> _What the exercise asks_
Gather each line containing the string "image" from these entries.

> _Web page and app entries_

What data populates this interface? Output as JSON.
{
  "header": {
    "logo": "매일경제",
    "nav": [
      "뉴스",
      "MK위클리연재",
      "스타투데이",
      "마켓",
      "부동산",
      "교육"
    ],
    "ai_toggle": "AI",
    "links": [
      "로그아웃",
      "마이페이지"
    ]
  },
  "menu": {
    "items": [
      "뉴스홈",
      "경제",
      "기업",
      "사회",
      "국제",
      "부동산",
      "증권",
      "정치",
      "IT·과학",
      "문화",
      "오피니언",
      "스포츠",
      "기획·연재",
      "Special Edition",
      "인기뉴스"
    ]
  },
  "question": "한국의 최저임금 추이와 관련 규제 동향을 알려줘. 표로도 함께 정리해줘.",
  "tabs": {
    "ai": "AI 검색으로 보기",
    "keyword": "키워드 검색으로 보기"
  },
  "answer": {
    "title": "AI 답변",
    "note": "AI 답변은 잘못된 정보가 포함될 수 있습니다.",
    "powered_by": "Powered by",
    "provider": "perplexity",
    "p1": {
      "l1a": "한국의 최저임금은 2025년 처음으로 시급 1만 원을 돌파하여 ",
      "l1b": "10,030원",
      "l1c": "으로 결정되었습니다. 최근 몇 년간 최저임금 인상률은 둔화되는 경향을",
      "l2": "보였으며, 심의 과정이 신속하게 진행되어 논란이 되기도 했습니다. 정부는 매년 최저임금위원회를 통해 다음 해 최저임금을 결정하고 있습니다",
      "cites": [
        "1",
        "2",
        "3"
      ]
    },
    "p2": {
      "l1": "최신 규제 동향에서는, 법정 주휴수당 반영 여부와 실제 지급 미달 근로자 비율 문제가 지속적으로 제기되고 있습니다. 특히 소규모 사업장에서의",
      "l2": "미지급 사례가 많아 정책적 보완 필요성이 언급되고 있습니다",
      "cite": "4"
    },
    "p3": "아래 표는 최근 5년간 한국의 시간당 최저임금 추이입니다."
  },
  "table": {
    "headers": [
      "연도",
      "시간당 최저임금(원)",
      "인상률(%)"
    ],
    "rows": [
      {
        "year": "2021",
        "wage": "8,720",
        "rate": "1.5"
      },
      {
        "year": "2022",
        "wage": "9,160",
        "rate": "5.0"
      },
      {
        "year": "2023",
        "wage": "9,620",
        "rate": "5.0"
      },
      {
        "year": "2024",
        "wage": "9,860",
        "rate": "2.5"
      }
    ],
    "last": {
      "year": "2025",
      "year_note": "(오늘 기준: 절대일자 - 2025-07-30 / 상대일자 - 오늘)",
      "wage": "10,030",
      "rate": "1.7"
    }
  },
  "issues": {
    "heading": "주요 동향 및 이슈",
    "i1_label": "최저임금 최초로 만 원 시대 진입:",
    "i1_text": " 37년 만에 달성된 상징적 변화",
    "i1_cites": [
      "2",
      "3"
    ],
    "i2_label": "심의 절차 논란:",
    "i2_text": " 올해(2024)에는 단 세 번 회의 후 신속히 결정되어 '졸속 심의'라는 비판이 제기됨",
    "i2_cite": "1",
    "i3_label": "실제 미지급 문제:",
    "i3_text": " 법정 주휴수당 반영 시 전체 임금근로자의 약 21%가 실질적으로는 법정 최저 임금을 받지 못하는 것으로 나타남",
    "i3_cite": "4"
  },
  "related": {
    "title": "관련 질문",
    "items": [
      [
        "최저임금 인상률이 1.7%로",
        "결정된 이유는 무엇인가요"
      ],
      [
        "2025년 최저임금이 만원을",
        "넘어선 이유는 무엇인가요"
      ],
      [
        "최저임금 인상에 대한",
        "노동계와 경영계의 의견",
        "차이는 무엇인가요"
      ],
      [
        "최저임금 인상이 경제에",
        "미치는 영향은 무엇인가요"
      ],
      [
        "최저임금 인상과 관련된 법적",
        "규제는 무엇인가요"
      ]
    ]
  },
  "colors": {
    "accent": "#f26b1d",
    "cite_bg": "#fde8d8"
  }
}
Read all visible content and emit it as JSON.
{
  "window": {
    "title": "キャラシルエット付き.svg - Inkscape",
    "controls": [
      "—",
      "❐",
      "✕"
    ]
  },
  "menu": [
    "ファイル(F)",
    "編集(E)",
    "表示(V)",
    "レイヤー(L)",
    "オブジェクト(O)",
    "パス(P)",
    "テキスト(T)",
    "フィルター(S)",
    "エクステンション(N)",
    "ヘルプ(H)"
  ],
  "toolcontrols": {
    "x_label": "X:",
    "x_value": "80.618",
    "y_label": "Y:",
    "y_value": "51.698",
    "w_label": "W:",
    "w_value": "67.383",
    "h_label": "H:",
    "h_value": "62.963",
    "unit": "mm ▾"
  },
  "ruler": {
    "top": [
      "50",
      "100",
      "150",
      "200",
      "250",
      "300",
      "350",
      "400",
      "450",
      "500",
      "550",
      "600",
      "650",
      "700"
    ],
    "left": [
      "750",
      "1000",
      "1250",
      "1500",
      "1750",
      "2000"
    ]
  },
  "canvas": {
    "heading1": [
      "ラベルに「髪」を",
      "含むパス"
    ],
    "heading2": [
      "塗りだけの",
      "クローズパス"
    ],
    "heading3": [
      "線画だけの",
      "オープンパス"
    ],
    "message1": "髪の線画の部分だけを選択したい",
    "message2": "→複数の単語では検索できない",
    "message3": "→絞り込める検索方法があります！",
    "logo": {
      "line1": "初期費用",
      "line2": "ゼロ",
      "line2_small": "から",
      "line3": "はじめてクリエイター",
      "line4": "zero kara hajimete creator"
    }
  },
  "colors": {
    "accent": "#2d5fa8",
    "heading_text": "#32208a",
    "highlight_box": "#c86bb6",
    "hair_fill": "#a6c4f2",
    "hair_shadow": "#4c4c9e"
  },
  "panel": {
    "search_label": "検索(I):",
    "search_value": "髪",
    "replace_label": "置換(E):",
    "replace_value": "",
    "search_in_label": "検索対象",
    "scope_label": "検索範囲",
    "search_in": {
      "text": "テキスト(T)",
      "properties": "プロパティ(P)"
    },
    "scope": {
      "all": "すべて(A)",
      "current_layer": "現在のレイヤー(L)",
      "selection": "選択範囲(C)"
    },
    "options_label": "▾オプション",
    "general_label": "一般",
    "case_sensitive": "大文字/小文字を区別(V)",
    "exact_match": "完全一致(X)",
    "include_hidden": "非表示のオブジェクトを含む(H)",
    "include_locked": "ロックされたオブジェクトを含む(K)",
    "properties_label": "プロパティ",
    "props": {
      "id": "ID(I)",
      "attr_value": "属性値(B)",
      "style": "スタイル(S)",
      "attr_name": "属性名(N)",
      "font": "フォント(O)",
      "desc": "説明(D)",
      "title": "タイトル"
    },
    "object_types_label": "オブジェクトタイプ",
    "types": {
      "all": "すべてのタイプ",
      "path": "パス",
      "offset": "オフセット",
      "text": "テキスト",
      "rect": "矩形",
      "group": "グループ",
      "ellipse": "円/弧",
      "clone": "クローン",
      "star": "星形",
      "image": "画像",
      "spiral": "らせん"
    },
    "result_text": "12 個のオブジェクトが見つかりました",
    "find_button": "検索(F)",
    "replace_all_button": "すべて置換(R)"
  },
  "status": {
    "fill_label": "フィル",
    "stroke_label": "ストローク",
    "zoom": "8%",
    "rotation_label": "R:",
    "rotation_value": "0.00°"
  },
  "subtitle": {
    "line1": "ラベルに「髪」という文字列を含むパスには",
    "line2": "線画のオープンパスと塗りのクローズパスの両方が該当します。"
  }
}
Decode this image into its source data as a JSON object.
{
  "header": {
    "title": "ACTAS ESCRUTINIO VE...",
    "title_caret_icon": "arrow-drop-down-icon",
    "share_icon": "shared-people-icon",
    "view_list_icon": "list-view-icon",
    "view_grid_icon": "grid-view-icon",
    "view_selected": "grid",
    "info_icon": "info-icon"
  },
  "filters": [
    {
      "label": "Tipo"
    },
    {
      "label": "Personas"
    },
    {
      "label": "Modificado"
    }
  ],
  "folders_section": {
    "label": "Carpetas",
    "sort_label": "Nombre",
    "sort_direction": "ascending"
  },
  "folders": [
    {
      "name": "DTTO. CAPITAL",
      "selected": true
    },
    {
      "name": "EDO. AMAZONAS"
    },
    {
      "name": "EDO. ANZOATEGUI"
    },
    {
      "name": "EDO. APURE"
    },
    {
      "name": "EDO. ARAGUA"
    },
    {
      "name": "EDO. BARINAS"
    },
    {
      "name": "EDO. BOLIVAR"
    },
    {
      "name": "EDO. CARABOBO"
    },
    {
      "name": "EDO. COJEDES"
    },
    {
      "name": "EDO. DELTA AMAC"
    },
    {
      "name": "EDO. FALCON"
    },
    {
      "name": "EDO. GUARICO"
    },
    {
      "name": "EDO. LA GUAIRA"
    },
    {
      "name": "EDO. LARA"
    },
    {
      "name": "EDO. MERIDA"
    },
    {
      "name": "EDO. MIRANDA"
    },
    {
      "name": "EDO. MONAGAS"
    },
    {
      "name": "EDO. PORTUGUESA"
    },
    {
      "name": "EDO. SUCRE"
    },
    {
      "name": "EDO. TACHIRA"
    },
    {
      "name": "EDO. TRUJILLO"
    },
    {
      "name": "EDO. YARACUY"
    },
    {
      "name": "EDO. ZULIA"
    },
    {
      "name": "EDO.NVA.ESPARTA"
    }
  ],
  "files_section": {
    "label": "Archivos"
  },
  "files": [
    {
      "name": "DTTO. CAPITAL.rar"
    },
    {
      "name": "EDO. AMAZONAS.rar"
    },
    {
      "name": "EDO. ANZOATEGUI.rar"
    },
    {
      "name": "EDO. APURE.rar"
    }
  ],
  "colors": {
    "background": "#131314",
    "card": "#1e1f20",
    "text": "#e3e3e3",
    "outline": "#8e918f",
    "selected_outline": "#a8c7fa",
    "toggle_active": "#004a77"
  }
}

> _Response area_
      "image": "画像",
Decode this image into its source data as a JSON object.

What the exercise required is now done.